If you receive SSI, you are likely on Medicaid. As we wrote before, you can receive Medicaid and purchase life insurance. You just need to go about it the right way.
You see, receiving SSI is based on an asset and resource test. To make a very long story short, if you earn income and have assets above the SSI threshold, you will likely lose your SSI benefits.
Many agents get this wrong, to the detriment of the insured-applicant. I’m floored about that. Even the social security administration states that cash-value life insurance is an asset resource. The same for burial contracts, which are also an asset.
Whole life insurance is an asset. That means a whole life insurance policy, guaranteed issue or a traditional burial insurance policy, could negatively impact your SSI benefits.
There’s a couple of ways around this. You could:
(1) have someone else, like a son or daughter, own the policy. He or she would be the owner. Having someone else own the policy on you does not affect your SSI benefits. We have helped many people in this regard.
(2) open a funeral trust and transfer or pay money into the trust. Medicaid can’t get at the money in the trust. It is not an asset. It will not affect your SSI benefits.
(3) utilize term life insurance. We work with one term life insurance plan that works well with people receiving Medicaid.
(Note: we are not experts with estate planning or Medicaid law. We recommend consulting with a lawyer who is an expert in this area in your state.)
What About Children Who Are Disabled And Life Insurance?
We all want the best for our children. Purchasing life insurance on a child is one of the ways people like to insure the next generation.
You may think children with disabilities are unable to obtain life insurance. That is not true. We have helped many families obtain life insurance on their disabled children.
The right type of life insurance, as we have said, depends on your situation. For example, we have helped many families obtain life insurance for their autistic children. We have also helped many families obtain life insurance on children with down syndrome.
We work with many carriers that work great in the children’s life insurance market, even those children who are disabled. And, if a traditional policy is unavailable, we do work with a carrier that offers guaranteed issue life insurance for children, even newborns. As you can imagine, premium rates tend to be affordable.
Now You Know People With Disabilities Can Obtain Life Insurance
There are many life insurance options for people with disabilities. The right plan for you depends on the nature of your disability, if you are working, and how the disability affects your everyday life.
If you work and independent, your disability likely won’t affect your life insurance options. You may have to pay an additional rate because of your disability. However, a decline is unlikely to happen.
If you are on SSDI or on SSI, your options are limited. Moreover, people on SSI should consider someone else to own the policy or utilize the funeral trust we described. The trust protects your money from Medicaid and other entities.
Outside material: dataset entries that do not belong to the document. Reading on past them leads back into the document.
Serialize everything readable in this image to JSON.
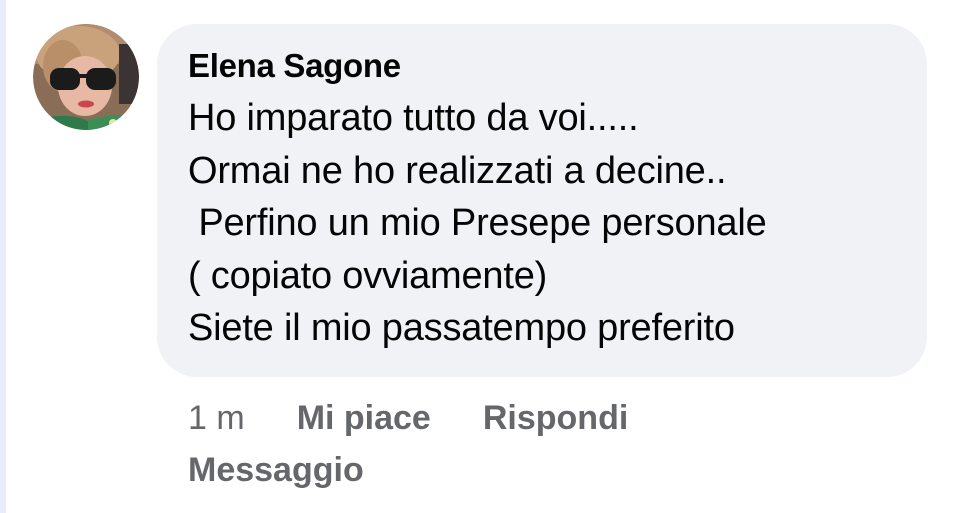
{
  "comment": {
    "author": "Elena Sagone",
    "lines": [
      "Ho imparato tutto da voi.....",
      "Ormai ne ho realizzati a decine..",
      " Perfino un mio Presepe personale",
      "( copiato ovviamente)",
      "Siete il mio passatempo preferito"
    ]
  },
  "actions": {
    "time": "1 m",
    "like_label": "Mi piace",
    "reply_label": "Rispondi",
    "message_label": "Messaggio"
  },
  "colors": {
    "bubble_bg": "#f0f2f5",
    "text": "#050505",
    "action_text": "#65676b"
  }
}
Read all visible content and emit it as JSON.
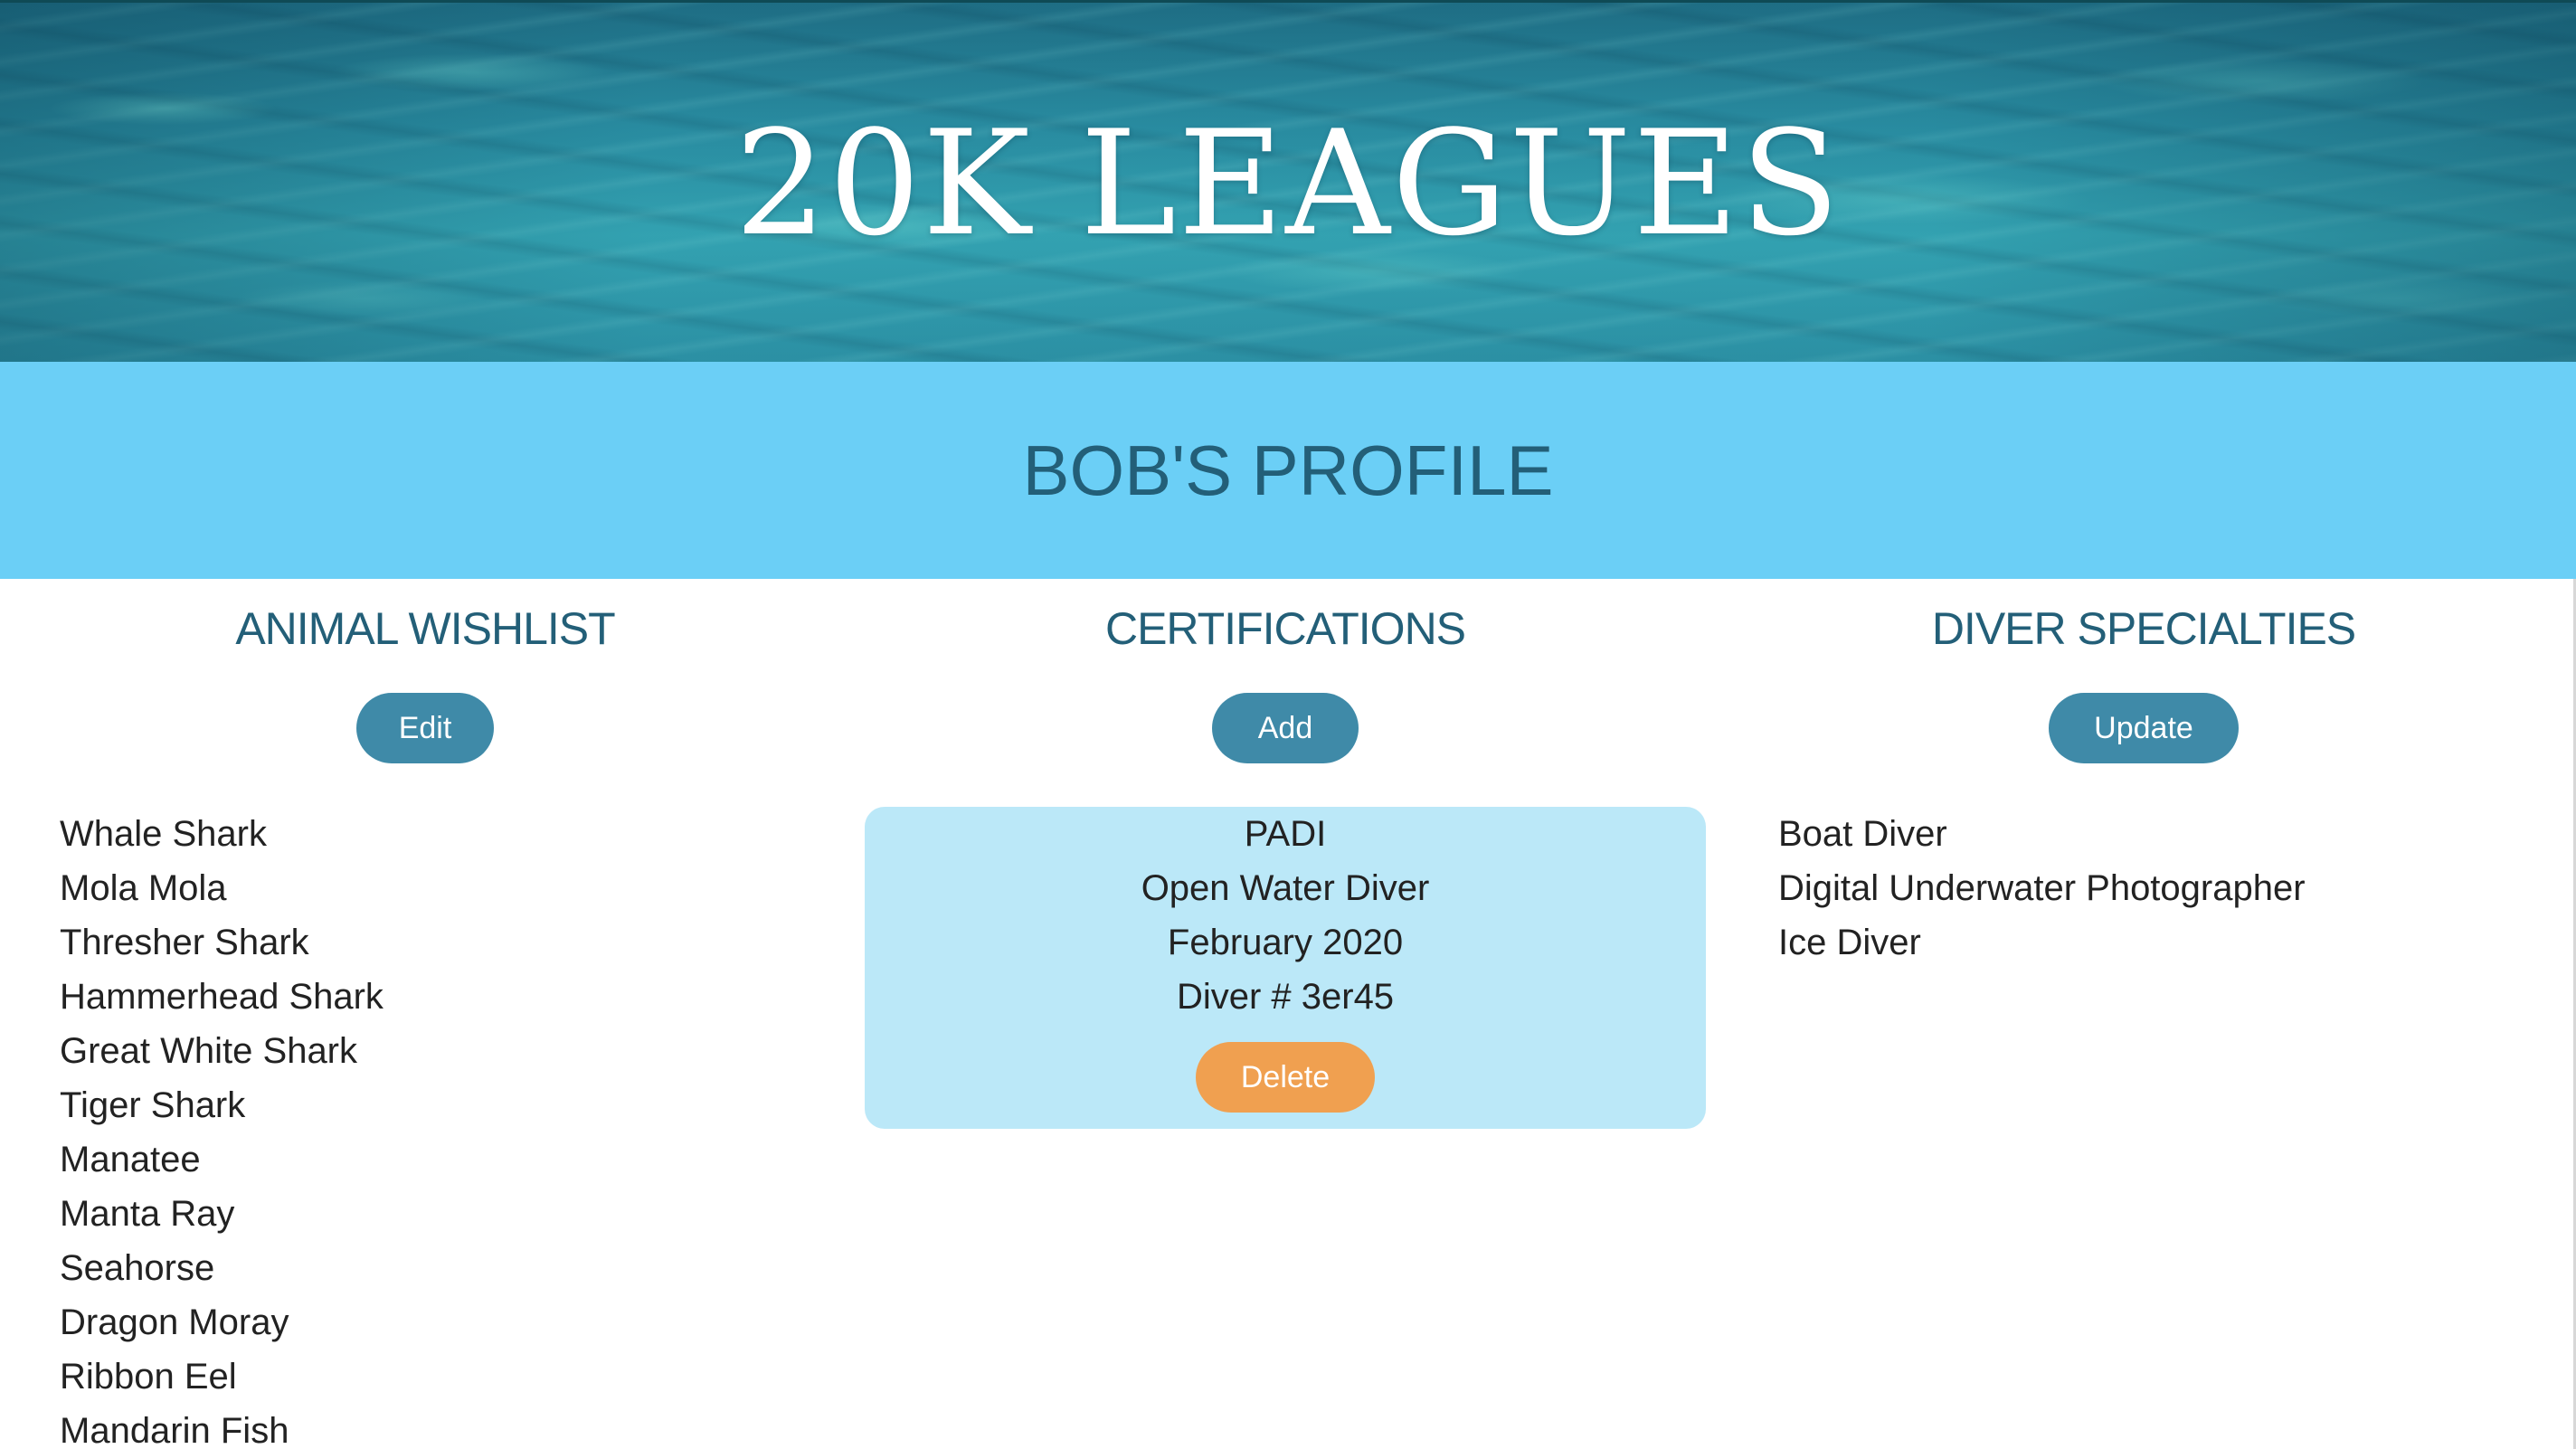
{
  "header": {
    "site_title": "20K LEAGUES"
  },
  "profile": {
    "title": "BOB'S PROFILE"
  },
  "wishlist": {
    "heading": "ANIMAL WISHLIST",
    "button_label": "Edit",
    "items": [
      "Whale Shark",
      "Mola Mola",
      "Thresher Shark",
      "Hammerhead Shark",
      "Great White Shark",
      "Tiger Shark",
      "Manatee",
      "Manta Ray",
      "Seahorse",
      "Dragon Moray",
      "Ribbon Eel",
      "Mandarin Fish"
    ]
  },
  "certifications": {
    "heading": "CERTIFICATIONS",
    "button_label": "Add",
    "cards": [
      {
        "agency": "PADI",
        "level": "Open Water Diver",
        "date": "February 2020",
        "diver_number": "Diver # 3er45",
        "delete_label": "Delete"
      }
    ]
  },
  "specialties": {
    "heading": "DIVER SPECIALTIES",
    "button_label": "Update",
    "items": [
      "Boat Diver",
      "Digital Underwater Photographer",
      "Ice Diver"
    ]
  },
  "colors": {
    "profile_band": "#6bcff6",
    "heading_text": "#235f78",
    "primary_button": "#3f8aa8",
    "delete_button": "#f0a050",
    "card_background": "#bbe8f8"
  }
}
In fact, we generally recommend a funeral trust to anyone who has a growing cash value close to 70% of the policy’s death benefit.
Don’t know what to do or where to start? That is why we are here. Contact us or use the form below. We would be more than happy to help you with your life insurance needs. As usual, we only work in your best interest and nothing less. That means if there is a plan or policy elsewhere which works better in your situation, we will direct you to that solution. Working in your best interest is the only way we know how to work with our clients.